It was different. To this day, I will never be able to know how I knew it was different and how I knew immediately there was something wrong. But I did, and it was something awful, something so bad and so hideously dreadful, that even before I reached the cot and found her, I’d called out to Steven. He must have obeyed my screams, because he caught me as my knees buckled and I caught my hands on the bars of the cot, to steady myself as I stared at a lifeless, cold blue body who’d been my daughter.
At some point, some vague distant point somewhere, I’d started to cry, to shout, to yell her name at the top of my voice and I’d reached into the cot to try to pick her up, to shake her, to wake her, For Gods’ Sake!
I screamed at Steven ‘Wake her up!’ but, of course, he couldn’t. He could only stand in the corner of the room, watching the sad little scene through a veil of tears that I hadn’t seen at the time, but years later, they haunt me because as I became trapped within my own grief, I never acknowledged or recognised his.

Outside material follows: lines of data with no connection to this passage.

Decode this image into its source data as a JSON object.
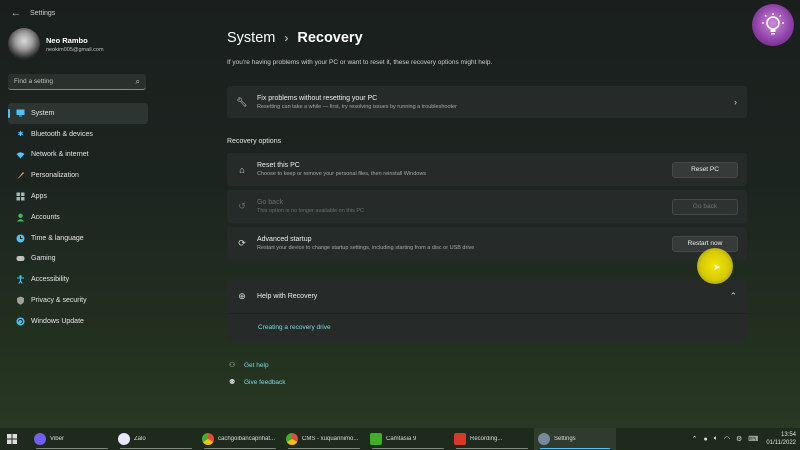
{
  "window": {
    "title": "Settings",
    "back_icon": "back-arrow-icon"
  },
  "user": {
    "name": "Neo Rambo",
    "email": "neokim005@gmail.com"
  },
  "search": {
    "placeholder": "Find a setting",
    "icon": "search-icon"
  },
  "sidebar": {
    "items": [
      {
        "label": "System",
        "icon": "monitor-icon",
        "color": "#4cc2ff",
        "active": true
      },
      {
        "label": "Bluetooth & devices",
        "icon": "bluetooth-icon",
        "color": "#4cc2ff"
      },
      {
        "label": "Network & internet",
        "icon": "wifi-icon",
        "color": "#4cc2ff"
      },
      {
        "label": "Personalization",
        "icon": "brush-icon",
        "color": "#f0a04b"
      },
      {
        "label": "Apps",
        "icon": "apps-icon",
        "color": "#a0b4c8"
      },
      {
        "label": "Accounts",
        "icon": "person-icon",
        "color": "#3fb950"
      },
      {
        "label": "Time & language",
        "icon": "globe-clock-icon",
        "color": "#4cc2ff"
      },
      {
        "label": "Gaming",
        "icon": "gamepad-icon",
        "color": "#c0c0c0"
      },
      {
        "label": "Accessibility",
        "icon": "accessibility-icon",
        "color": "#4cc2ff"
      },
      {
        "label": "Privacy & security",
        "icon": "shield-icon",
        "color": "#a0a0a0"
      },
      {
        "label": "Windows Update",
        "icon": "update-icon",
        "color": "#4cc2ff"
      }
    ]
  },
  "page": {
    "breadcrumb_parent": "System",
    "breadcrumb_current": "Recovery",
    "intro": "If you're having problems with your PC or want to reset it, these recovery options might help."
  },
  "fix_card": {
    "title": "Fix problems without resetting your PC",
    "desc": "Resetting can take a while — first, try resolving issues by running a troubleshooter"
  },
  "recovery": {
    "section_label": "Recovery options",
    "options": [
      {
        "title": "Reset this PC",
        "desc": "Choose to keep or remove your personal files, then reinstall Windows",
        "button": "Reset PC",
        "icon": "reset-pc-icon",
        "disabled": false
      },
      {
        "title": "Go back",
        "desc": "This option is no longer available on this PC",
        "button": "Go back",
        "icon": "history-icon",
        "disabled": true
      },
      {
        "title": "Advanced startup",
        "desc": "Restart your device to change startup settings, including starting from a disc or USB drive",
        "button": "Restart now",
        "icon": "advanced-startup-icon",
        "disabled": false
      }
    ]
  },
  "help": {
    "title": "Help with Recovery",
    "link": "Creating a recovery drive"
  },
  "footer_links": {
    "get_help": "Get help",
    "give_feedback": "Give feedback"
  },
  "taskbar": {
    "items": [
      {
        "label": "Viber",
        "color": "#7360f2"
      },
      {
        "label": "Zalo",
        "color": "#e8e8ff"
      },
      {
        "label": "cachgoibancapnhat...",
        "color": "#e0a030"
      },
      {
        "label": "CMS - xuquannimo...",
        "color": "#e04b3b"
      },
      {
        "label": "Camtasia 9",
        "color": "#3fae29"
      },
      {
        "label": "Recording...",
        "color": "#d9392b"
      },
      {
        "label": "Settings",
        "color": "#7a8aa0",
        "active": true
      }
    ],
    "time": "13:54",
    "date": "01/11/2022"
  }
}
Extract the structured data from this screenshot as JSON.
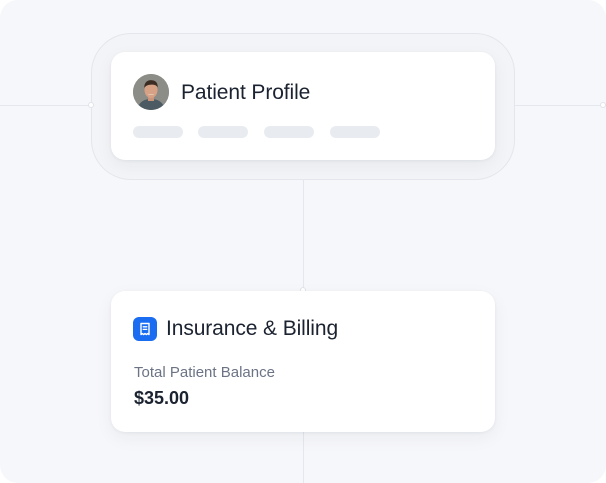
{
  "patient_profile": {
    "title": "Patient Profile",
    "avatar_icon": "user-photo-avatar"
  },
  "billing": {
    "title": "Insurance & Billing",
    "icon": "receipt-icon",
    "balance_label": "Total Patient Balance",
    "balance_value": "$35.00"
  },
  "colors": {
    "accent": "#1a6cf0",
    "text_primary": "#1b2230",
    "text_secondary": "#6b7385",
    "background": "#f6f7fa"
  }
}
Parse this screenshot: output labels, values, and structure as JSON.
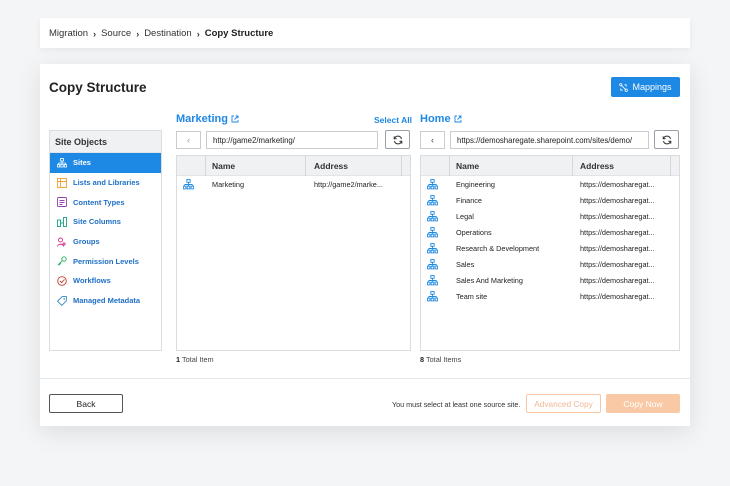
{
  "breadcrumb": {
    "items": [
      "Migration",
      "Source",
      "Destination"
    ],
    "current": "Copy Structure"
  },
  "page": {
    "title": "Copy Structure",
    "mappings_label": "Mappings"
  },
  "site_objects": {
    "title": "Site Objects",
    "items": [
      {
        "label": "Sites",
        "icon": "sites-icon",
        "active": true
      },
      {
        "label": "Lists and Libraries",
        "icon": "list-icon"
      },
      {
        "label": "Content Types",
        "icon": "content-type-icon"
      },
      {
        "label": "Site Columns",
        "icon": "columns-icon"
      },
      {
        "label": "Groups",
        "icon": "groups-icon"
      },
      {
        "label": "Permission Levels",
        "icon": "key-icon"
      },
      {
        "label": "Workflows",
        "icon": "workflow-icon"
      },
      {
        "label": "Managed Metadata",
        "icon": "tag-icon"
      }
    ]
  },
  "source": {
    "title": "Marketing",
    "select_all": "Select All",
    "url": "http://game2/marketing/",
    "col_name": "Name",
    "col_address": "Address",
    "rows": [
      {
        "name": "Marketing",
        "address": "http://game2/marke..."
      }
    ],
    "total_count": "1",
    "total_label": "Total Item"
  },
  "destination": {
    "title": "Home",
    "url": "https://demosharegate.sharepoint.com/sites/demo/",
    "col_name": "Name",
    "col_address": "Address",
    "rows": [
      {
        "name": "Engineering",
        "address": "https://demosharegat..."
      },
      {
        "name": "Finance",
        "address": "https://demosharegat..."
      },
      {
        "name": "Legal",
        "address": "https://demosharegat..."
      },
      {
        "name": "Operations",
        "address": "https://demosharegat..."
      },
      {
        "name": "Research & Development",
        "address": "https://demosharegat..."
      },
      {
        "name": "Sales",
        "address": "https://demosharegat..."
      },
      {
        "name": "Sales And Marketing",
        "address": "https://demosharegat..."
      },
      {
        "name": "Team site",
        "address": "https://demosharegat..."
      }
    ],
    "total_count": "8",
    "total_label": "Total Items"
  },
  "footer": {
    "back_label": "Back",
    "message": "You must select at least one source site.",
    "advanced_copy_label": "Advanced Copy",
    "copy_now_label": "Copy Now"
  },
  "colors": {
    "accent": "#1e88e5",
    "orange_disabled": "#f9c9a6"
  }
}
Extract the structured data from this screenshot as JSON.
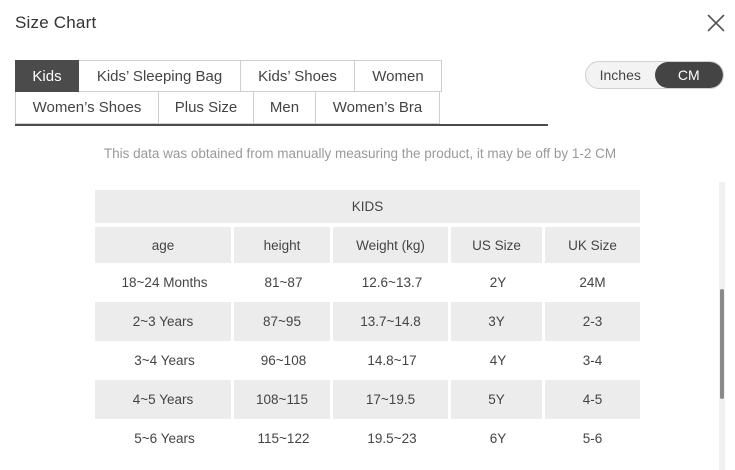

Dread and despair met headlong in the shallow hollow of what had been my heart. I shook the stiff little form, the lifeless doll who’d replaced my daughter. She must have died in the cold, moonlit night to be so lifeless now. The tiny rosebud pink lips which had whimpered yesterday at the surgery were slightly open, slightly tinged with blue and I knew with utter certainty that they would not whimper to me again. Her tiny baby form was already cold and stiff. I was holding the end of my life in my frantic arms. Neil must woken up, I’d heard him saying ‘Mummy, Mummy’ over and over again as he came into the room, and I felt Steven move away from his tormented corner, his voice crying ‘Oh, God, Oh God,’ and then I heard him tell Neil that Lucy had gone asleep and Mummy was a bit worried and why didn’t they go downstairs.
Then I was alone. I stood alone, in the middle of the room, in the middle of the world, with the light of the waning moon casting its silvery shadows over me while I held my small, dead daughter in my arms.
© Amy J Steinberg 2015
The debut novel – ‘The Fingers Of God’ by Amy J Steinberg is available soon